[Excerpts from an interface dataset]
● ● ● ● ● ● ●

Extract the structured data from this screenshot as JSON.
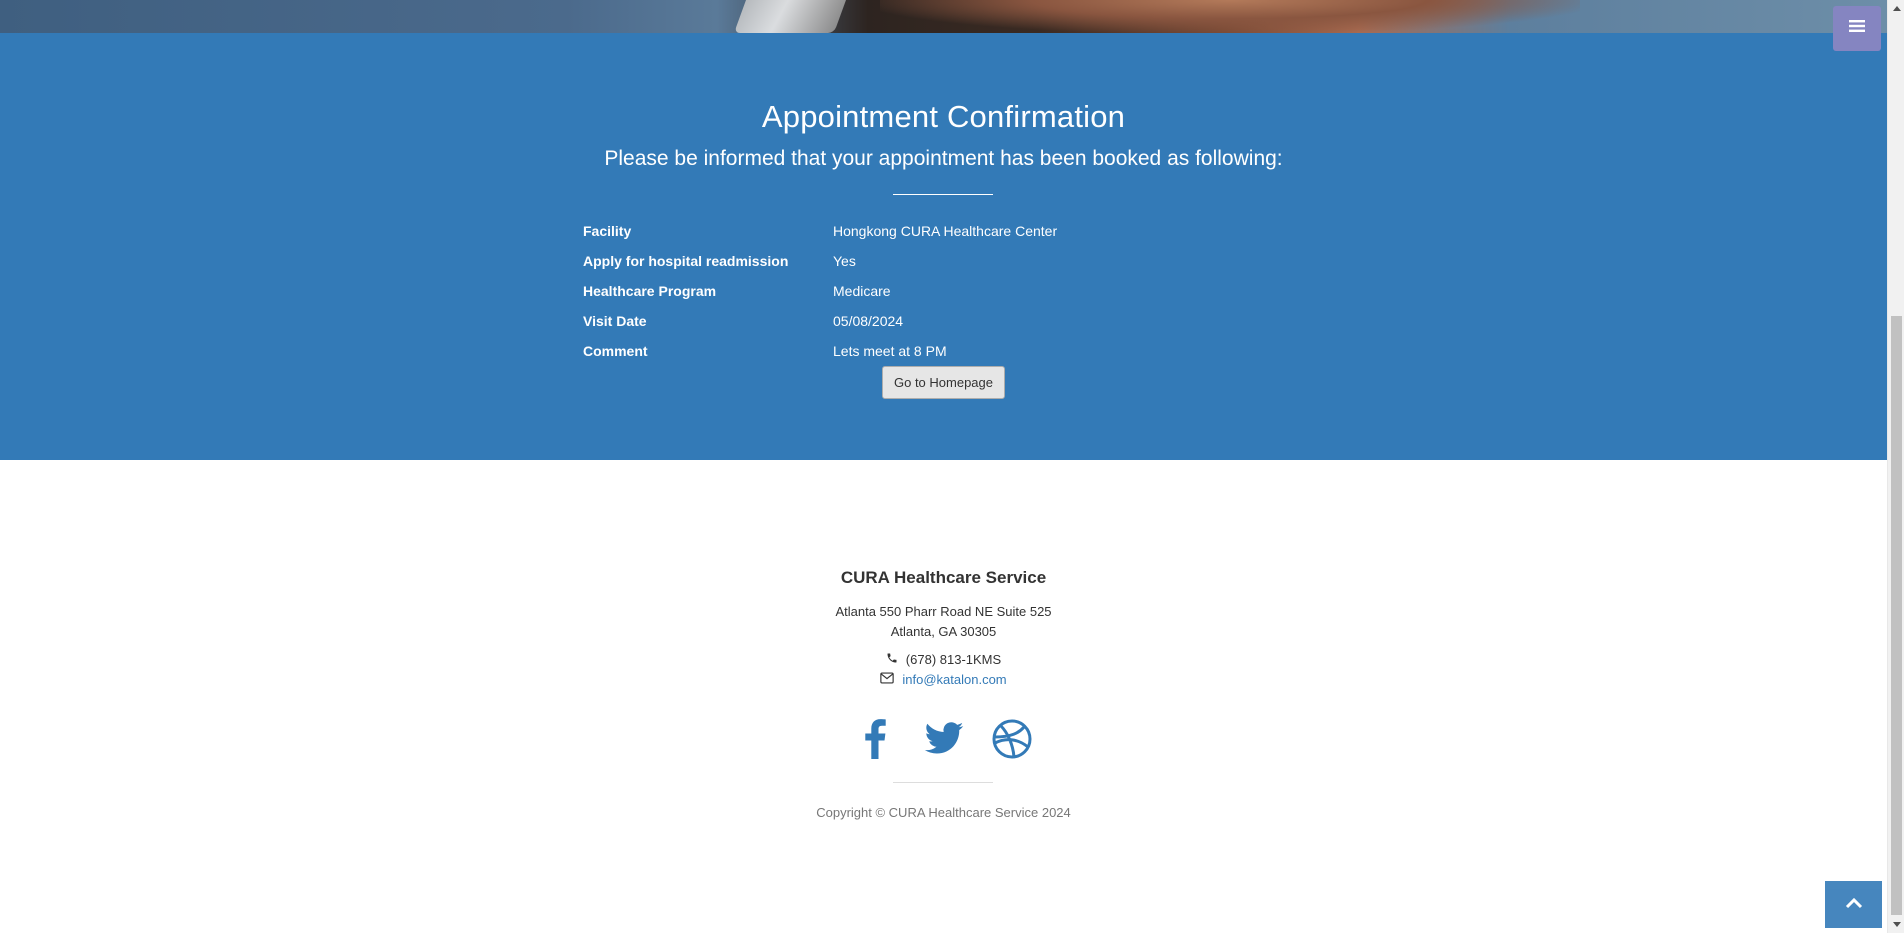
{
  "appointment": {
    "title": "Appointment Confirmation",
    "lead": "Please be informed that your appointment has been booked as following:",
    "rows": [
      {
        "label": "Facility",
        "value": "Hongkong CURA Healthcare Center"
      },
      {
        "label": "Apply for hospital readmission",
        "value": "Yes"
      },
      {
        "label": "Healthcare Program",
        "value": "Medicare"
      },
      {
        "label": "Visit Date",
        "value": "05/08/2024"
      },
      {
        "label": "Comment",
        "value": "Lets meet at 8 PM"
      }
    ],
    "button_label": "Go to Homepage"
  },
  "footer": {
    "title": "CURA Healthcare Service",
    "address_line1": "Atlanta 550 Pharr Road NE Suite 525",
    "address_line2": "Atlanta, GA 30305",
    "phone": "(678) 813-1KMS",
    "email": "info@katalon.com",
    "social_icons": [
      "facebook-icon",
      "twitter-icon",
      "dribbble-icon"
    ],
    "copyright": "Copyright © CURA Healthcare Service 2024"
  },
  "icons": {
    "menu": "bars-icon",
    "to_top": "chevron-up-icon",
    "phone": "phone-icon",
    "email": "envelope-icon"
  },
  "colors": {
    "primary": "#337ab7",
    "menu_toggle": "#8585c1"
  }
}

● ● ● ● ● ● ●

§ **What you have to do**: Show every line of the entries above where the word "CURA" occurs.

§ **Output**:
        "value": "Hongkong CURA Healthcare Center"
    "title": "CURA Healthcare Service",
    "copyright": "Copyright © CURA Healthcare Service 2024"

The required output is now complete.